History of the Universe

History of the Universe eBook. 398 pages, 300 illustrations only £5.99

Font Smaller Font Bigger

Bacteria 3.5 bya?

In some of their chemistry, Archaea resemble more advanced cells which we will meet later (eukaryotes). But there is another domain of simple, single-celled organisms which resemble them in size and shape, the Bacteria.

It seems that early cells divided into these two domains, and while the Archaea remain fairly specialized, the Bacteria, have diversified and now form the largest domain of prokaryotes.

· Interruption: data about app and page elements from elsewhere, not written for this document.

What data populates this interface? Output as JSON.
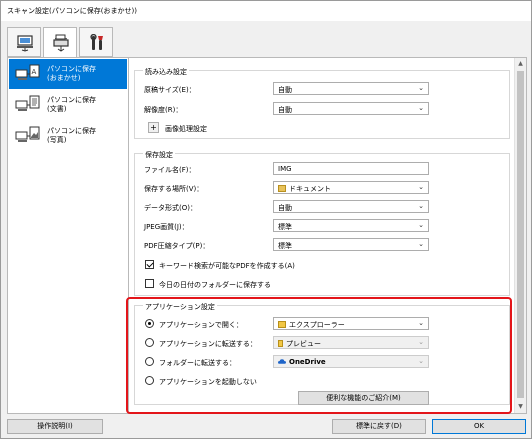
{
  "window": {
    "title": "スキャン設定(パソコンに保存(おまかせ))"
  },
  "tabs": [
    {
      "icon": "scan-from-computer-icon",
      "selected": false
    },
    {
      "icon": "scan-from-panel-icon",
      "selected": true
    },
    {
      "icon": "general-settings-icon",
      "selected": false
    }
  ],
  "leftlist": {
    "items": [
      {
        "line1": "パソコンに保存",
        "line2": "(おまかせ)",
        "icon": "auto-save-icon",
        "selected": true
      },
      {
        "line1": "パソコンに保存",
        "line2": "(文書)",
        "icon": "document-save-icon",
        "selected": false
      },
      {
        "line1": "パソコンに保存",
        "line2": "(写真)",
        "icon": "photo-save-icon",
        "selected": false
      }
    ]
  },
  "scan_settings": {
    "title": "読み込み設定",
    "paper_size_label": "原稿サイズ(E)：",
    "paper_size_value": "自動",
    "resolution_label": "解像度(R)：",
    "resolution_value": "自動",
    "image_processing_label": "画像処理設定"
  },
  "save_settings": {
    "title": "保存設定",
    "file_name_label": "ファイル名(F)：",
    "file_name_value": "IMG",
    "save_in_label": "保存する場所(V)：",
    "save_in_value": "ドキュメント",
    "data_format_label": "データ形式(O)：",
    "data_format_value": "自動",
    "jpeg_quality_label": "JPEG画質(J)：",
    "jpeg_quality_value": "標準",
    "pdf_compression_label": "PDF圧縮タイプ(P)：",
    "pdf_compression_value": "標準",
    "keyword_pdf_label": "キーワード検索が可能なPDFを作成する(A)",
    "keyword_pdf_checked": true,
    "date_folder_label": "今日の日付のフォルダーに保存する",
    "date_folder_checked": false
  },
  "app_settings": {
    "title": "アプリケーション設定",
    "open_app_label": "アプリケーションで開く：",
    "open_app_value": "エクスプローラー",
    "send_app_label": "アプリケーションに転送する：",
    "send_app_value": "プレビュー",
    "send_folder_label": "フォルダーに転送する：",
    "send_folder_value": "OneDrive",
    "no_app_label": "アプリケーションを起動しない",
    "selected_option": "open_app",
    "features_button": "便利な機能のご紹介(M)"
  },
  "footer": {
    "instructions_button": "操作説明(I)",
    "defaults_button": "標準に戻す(D)",
    "ok_button": "OK"
  },
  "colors": {
    "accent": "#0078d7",
    "highlight_border": "#e3151a"
  }
}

The oldest fossil Bacteria found so far are in rocks from western Australia dating from the Archaean 3.5 billion years old.

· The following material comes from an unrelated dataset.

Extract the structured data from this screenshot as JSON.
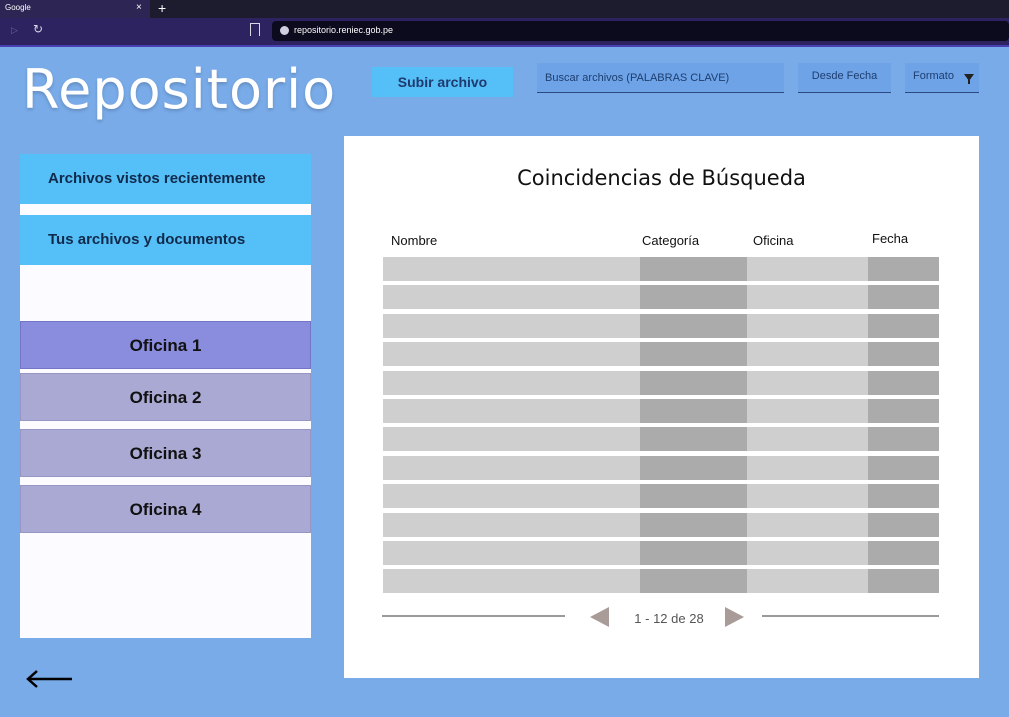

These are the simplest cells we find on Earth today, called bacteria (sometimes called germs). Note that one of these is called a bacterium.

Cell Wall

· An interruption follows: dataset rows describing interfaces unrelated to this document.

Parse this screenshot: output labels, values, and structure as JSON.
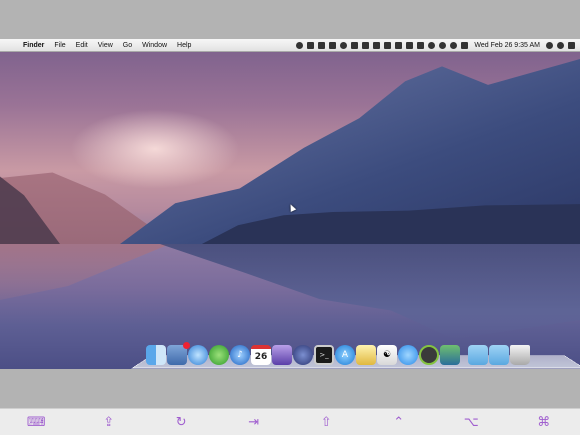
{
  "menubar": {
    "apple_glyph": "",
    "app_name": "Finder",
    "menus": [
      "File",
      "Edit",
      "View",
      "Go",
      "Window",
      "Help"
    ],
    "clock": "Wed Feb 26  9:35 AM"
  },
  "dock": {
    "calendar_day": "26",
    "items": [
      "finder",
      "mail-stamp",
      "safari",
      "adium",
      "itunes",
      "calendar",
      "dashboard",
      "quicksilver",
      "terminal",
      "app-store",
      "script-editor",
      "tv-remote",
      "messages",
      "spotify",
      "screen-sharing",
      "applications-folder",
      "downloads-folder",
      "trash"
    ]
  },
  "toolbar": {
    "keyboard": "⌨",
    "share": "⇪",
    "rotate": "↻",
    "tab": "⇥",
    "shift": "⇧",
    "control": "⌃",
    "option": "⌥",
    "command": "⌘"
  },
  "colors": {
    "toolbar_accent": "#a05fcf"
  }
}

The delicate membrane of early life had to be surrounded by a strong wall, to stop the membrane breaking. Life was now packaged into little boxes called cells. Some cells today still have a cell wall.

Bacteria have cell walls made of peptidoglycan, a large polymer of amino acids and sugar molecules.

Plants also have cell walls.

Size of Bacterial Cell Wall

If a soccer ball were inflated to the size of the Earth (Soccearth) then the bacterial cell wall would be a rigid open scaffold-like structure 1 meter thick with many holes where small molecules can get in and out. Remember that inside the cell wall there is a thin, flexible cell membrane.

Get this website as an eBook only £5.99

Start Earlier Later Index Contents Timeline News Store Privacy & Cookies Non Mobile Site Font Smaller Font Bigger
History of the Universe eBook
History of the Universe eBook
Only £5.99

Written by Wyken Seagrave
Copyright © 2024 Penny Press Ltd